■ Exercise requirements ■
In the entries below, find every line with "Sales" and copy it.

##### Exercise inputs

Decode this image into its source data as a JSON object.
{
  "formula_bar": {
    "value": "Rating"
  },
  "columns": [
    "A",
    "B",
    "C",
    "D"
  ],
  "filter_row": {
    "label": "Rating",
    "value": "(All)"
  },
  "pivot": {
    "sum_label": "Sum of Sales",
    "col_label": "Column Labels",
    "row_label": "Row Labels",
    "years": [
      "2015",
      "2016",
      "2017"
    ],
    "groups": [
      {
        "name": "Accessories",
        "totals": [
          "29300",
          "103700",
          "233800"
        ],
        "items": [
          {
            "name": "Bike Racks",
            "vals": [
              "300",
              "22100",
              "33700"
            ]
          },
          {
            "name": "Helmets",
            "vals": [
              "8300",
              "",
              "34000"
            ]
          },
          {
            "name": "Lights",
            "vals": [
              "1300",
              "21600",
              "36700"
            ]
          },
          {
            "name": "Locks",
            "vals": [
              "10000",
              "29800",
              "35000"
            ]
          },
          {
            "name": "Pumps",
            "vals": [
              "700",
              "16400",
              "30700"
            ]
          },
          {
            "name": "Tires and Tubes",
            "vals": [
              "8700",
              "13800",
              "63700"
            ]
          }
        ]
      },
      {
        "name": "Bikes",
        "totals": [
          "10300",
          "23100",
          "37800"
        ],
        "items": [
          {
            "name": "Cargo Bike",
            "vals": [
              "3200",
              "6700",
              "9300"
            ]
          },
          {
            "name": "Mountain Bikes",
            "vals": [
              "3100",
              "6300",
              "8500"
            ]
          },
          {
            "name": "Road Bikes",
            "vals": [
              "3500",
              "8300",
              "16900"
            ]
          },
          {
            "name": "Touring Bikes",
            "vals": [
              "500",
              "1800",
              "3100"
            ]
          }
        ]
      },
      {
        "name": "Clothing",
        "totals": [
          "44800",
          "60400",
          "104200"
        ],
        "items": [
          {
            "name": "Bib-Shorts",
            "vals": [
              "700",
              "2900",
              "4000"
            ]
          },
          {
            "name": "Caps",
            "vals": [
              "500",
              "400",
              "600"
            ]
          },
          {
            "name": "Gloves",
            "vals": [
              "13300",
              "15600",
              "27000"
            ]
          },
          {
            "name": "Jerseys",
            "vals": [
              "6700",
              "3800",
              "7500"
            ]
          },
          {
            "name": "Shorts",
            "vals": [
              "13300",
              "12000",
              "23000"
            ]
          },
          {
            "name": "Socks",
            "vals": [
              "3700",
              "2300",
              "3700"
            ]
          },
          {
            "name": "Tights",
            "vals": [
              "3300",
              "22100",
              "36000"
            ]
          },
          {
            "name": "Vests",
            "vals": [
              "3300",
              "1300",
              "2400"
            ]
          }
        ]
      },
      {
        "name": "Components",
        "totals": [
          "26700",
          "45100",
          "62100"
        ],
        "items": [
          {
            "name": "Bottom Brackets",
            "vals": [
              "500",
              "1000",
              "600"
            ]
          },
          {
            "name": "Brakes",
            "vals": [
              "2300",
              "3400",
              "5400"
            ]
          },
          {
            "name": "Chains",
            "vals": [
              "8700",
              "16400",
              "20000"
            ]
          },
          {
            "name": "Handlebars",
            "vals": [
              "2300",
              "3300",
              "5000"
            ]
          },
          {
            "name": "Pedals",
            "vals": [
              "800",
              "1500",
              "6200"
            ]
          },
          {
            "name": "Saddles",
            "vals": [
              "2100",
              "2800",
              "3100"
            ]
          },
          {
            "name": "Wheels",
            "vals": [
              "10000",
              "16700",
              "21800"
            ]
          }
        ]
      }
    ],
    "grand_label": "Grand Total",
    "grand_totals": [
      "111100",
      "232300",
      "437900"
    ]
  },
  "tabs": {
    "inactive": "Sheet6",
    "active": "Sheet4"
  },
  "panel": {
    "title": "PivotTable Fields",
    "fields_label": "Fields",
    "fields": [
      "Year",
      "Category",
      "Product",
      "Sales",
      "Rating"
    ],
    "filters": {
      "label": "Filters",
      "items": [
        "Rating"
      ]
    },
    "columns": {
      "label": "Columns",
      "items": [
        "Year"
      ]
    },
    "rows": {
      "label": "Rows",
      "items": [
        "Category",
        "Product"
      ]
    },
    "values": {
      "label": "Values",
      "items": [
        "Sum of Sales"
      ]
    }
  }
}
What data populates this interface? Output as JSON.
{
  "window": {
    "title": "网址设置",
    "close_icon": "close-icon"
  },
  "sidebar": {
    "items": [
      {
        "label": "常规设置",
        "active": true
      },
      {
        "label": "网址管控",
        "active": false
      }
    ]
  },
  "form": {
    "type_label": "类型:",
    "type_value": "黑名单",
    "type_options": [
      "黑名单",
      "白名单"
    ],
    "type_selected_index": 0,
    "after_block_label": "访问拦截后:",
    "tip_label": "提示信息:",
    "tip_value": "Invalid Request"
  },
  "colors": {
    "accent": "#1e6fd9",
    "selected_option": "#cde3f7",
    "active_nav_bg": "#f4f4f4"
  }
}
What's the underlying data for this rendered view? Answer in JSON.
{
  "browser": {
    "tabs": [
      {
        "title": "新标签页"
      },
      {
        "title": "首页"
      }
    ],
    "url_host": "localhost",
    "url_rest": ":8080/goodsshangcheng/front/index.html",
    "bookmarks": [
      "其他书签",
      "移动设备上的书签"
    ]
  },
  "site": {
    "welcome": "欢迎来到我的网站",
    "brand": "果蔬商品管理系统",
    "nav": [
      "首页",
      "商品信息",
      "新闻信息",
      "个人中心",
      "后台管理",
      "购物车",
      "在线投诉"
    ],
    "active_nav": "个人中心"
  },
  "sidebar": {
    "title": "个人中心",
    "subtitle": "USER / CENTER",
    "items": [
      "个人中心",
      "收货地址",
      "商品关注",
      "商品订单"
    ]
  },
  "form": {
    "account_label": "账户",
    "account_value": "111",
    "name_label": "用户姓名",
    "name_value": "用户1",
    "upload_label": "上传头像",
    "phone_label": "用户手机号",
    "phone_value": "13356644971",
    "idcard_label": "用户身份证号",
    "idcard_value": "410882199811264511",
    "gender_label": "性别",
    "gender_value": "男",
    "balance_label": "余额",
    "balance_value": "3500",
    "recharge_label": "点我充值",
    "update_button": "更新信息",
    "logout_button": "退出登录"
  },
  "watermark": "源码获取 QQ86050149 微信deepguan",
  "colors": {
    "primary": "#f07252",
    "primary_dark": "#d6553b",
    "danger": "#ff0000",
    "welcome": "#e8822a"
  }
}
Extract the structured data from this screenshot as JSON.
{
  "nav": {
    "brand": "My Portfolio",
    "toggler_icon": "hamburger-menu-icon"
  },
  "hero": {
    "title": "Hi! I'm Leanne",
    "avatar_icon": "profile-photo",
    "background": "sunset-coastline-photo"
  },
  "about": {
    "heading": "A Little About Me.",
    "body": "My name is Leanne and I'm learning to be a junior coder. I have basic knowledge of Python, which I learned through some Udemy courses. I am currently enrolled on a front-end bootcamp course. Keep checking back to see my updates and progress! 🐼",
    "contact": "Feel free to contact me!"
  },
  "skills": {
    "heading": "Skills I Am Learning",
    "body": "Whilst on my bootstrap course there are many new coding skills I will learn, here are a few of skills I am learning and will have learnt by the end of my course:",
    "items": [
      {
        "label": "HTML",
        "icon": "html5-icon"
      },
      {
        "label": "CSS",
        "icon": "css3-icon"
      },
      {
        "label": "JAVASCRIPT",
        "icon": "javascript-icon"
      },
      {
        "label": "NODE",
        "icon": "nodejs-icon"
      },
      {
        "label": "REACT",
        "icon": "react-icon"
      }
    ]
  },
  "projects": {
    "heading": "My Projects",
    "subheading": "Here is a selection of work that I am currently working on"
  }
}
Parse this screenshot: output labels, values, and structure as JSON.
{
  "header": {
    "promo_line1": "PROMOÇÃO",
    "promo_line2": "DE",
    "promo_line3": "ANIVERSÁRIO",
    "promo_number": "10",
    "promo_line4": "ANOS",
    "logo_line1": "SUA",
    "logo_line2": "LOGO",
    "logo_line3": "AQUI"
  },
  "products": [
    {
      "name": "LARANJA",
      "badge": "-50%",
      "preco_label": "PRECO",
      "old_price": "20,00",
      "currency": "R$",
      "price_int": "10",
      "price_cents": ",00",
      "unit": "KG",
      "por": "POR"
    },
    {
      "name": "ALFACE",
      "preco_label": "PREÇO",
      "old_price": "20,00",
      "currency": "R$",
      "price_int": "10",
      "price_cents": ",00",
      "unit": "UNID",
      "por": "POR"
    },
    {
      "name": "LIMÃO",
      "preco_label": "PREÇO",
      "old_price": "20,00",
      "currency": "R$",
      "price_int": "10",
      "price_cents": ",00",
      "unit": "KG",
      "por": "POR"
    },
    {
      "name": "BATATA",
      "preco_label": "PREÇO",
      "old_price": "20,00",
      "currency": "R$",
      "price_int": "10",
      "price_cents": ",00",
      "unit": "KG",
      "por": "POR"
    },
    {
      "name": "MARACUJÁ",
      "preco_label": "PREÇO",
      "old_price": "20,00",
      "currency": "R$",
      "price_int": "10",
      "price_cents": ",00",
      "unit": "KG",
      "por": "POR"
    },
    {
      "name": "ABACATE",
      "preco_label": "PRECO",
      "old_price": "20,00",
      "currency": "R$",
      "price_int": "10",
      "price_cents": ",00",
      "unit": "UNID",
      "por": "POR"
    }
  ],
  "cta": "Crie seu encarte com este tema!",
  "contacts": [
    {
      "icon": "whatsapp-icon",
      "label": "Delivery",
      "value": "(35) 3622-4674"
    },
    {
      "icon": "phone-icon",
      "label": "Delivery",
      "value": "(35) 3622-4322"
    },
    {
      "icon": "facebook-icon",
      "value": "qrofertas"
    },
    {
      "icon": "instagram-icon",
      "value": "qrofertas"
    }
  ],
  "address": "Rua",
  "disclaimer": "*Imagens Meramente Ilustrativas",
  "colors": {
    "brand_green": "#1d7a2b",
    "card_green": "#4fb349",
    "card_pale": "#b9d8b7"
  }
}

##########

■ Result of this exercise ■
    "sum_label": "Sum of Sales",
      "Sales",
        "Sum of Sales"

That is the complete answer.